Automologist MAC visited Harley’s factory in India not that long ago and is now writing about its closure…
Cast your mind back about two years. Harley-Davidson was claiming that they would be increasing global production in places like India and Australia and Brazil whilst closing plants in the US of A. At that time, they had already announced the closure of their Kansas City factory in the US of A, much to the annoyance of President Trump who accused them of surrendering and of being quitters. In fact, it doesn’t seem so long ago that I was on a tour of the Harley Davidson facilities in India and the company was touting Indian versions of their much-loved classics.
Fast forward just two short years and today’s announcement is for the closure of the Indian manufacturing operation. The company will also stop marketing their bikes in the world’s largest motorbike market, with the loss of 70 jobs and the relocation of the Indian MD to Singapore for a regional role. Of course, this is being seen as a small triumph for Trump and a bitter blow for Modi’s foreign investment policy.

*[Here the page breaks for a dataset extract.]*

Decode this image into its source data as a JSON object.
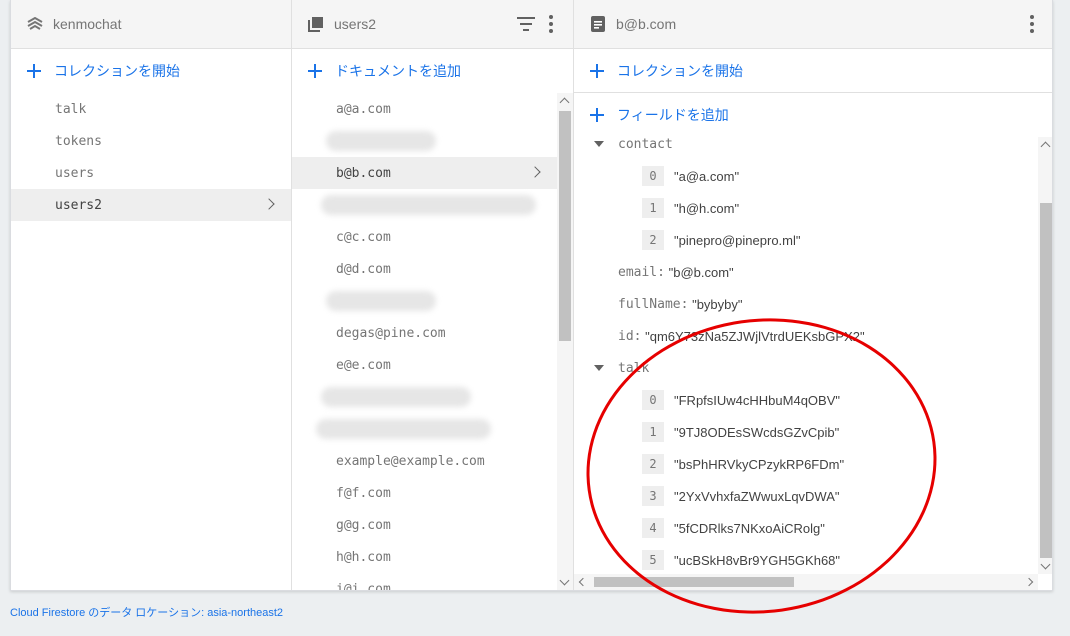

According to reports, Harley-Davidson is quitting India as a part of its “re-wire” strategy. But the reality may be a little starker than that after the company managed to shift just 2,676 bikes during 2019 in, like I said, the world’s largest motorbike market. A part of the problem is the 100% tariff on imports levied by the protectionist government. The high tariffs are an attempt to ‘encourage’ the shifting of production into the market but it is the sort of protectionism that Trump has been waging war against especially with China.
After Trump complained, the country reduced tariffs on HDs to 50% but they still failed to gain traction. Competition is fierce in the Indian market that prides itself as a cost-conscious public, which loosely translates to always wanting everything cheaper than everything else. Probably the biggest manufacturer there is Hero followed by Honda and Bajaj, who is the manufacturer and marketing agent for Triumph in the market, HD’s biggest competitor in the +500cc market.
The company marketed 15 different models in India, with 11 being CKDs and four CBUs. The CKDs only attract a tax of 15% with the CBUs at 50% of late. So, perhaps the lowered sales are more a reflection of what is going on within a shrinking market and a product that is niche in most places you find it. Harley-Davidson is the third US auto manufacturer to close doors in India recently, with Ford and General Motors both struggling in a car market dominated by Suzuki, who is of course probably better known for their bikes. Harley-Davidson will now concentrate on markets where they make a profit, which may be tough seeing as the Wisconsin-based manufacturer has lost USD96 million thus far this year.